Modulation of expression of insulin and IGF-I receptor by Epstein-Barr virus and its gene products LMP and EBNA-2 in lymphocyte cell lines.J Cell Physiol. 1993 Mar; 154(3):486-95.JC

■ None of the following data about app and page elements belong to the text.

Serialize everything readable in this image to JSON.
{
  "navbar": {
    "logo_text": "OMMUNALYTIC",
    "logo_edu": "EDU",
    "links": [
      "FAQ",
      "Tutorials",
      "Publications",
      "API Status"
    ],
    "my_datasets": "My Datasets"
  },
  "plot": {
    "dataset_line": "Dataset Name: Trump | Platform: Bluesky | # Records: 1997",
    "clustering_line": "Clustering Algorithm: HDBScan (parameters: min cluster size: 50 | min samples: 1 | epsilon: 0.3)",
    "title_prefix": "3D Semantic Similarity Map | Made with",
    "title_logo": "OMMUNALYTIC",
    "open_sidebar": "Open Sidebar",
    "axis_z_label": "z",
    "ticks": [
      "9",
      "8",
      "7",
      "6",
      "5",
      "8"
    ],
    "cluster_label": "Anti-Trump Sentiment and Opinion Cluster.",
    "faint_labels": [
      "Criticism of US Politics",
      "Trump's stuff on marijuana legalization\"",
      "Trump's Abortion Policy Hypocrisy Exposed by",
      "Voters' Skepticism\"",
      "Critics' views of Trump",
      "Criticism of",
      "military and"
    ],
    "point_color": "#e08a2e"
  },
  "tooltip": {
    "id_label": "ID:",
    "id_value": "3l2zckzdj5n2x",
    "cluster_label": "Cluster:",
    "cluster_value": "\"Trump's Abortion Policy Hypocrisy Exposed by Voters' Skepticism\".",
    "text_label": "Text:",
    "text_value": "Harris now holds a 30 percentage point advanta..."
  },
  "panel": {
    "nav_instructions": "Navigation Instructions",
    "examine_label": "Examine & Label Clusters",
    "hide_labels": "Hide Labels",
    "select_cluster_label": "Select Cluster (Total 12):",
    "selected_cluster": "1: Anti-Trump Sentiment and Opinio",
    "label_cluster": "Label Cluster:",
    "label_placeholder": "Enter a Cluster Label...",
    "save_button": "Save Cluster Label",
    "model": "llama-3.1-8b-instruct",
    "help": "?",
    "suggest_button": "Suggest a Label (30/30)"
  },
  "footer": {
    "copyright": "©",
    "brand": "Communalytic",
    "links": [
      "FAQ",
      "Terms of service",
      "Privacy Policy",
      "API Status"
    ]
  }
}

The receptors for insulin and insulin-like growth factor I (IGF-I) are two closely related integral membrane glycoproteins involved in signalling of cell growth and metabolism. We have used the unique paradigm of pairs of Burkitt lymphoma cell lines (BLO2, BL30, BL41) with or without Epstein-Barr Virus (EBV) infection and cells transfected with EBV-related genes to examine effects of EBV on expression of these receptors at the gene and protein functional level. In BL30 and BL41 cells, EBV infection increased surface insulin binding and total receptor number by 2- and 18-fold, respectively. By contrast, EBV infection decreased total IGF-I receptors by 29 to 87% in all three cell lines. In general, there was a correlation between total receptor concentration and the level of insulin or IGF-I receptor mRNAs, although in one cell line insulin binding increased while receptor mRNA levels decreased slightly, suggesting posttranslational effects. BL41 cells transfected with a vector expressing the EBV latent membrane protein (LMP) exhibited a 2.6- to 3.2-fold increase in insulin receptor expression, whereas cells transfected with EBNA-2 (one of the EBV nuclear antigens) alone exhibited no effect. However, EBNA-2 appears to be required for the EBV effect on insulin receptor expression since cells infected with a mutant virus, P3JHRI, which lacks the EBNA-2 gene failed to show an increase in insulin receptor number. These data indicate that EBV infection of lymphocytes increases expression of insulin receptors while simultaneously decreasing expression of IGF-I receptors. The magnitude and sometimes even the direction of change, depends on host cell factors. A maximal increase in insulin receptors appears to require the coordinate action of several of the EBV proteins including LMP and EBNA-2.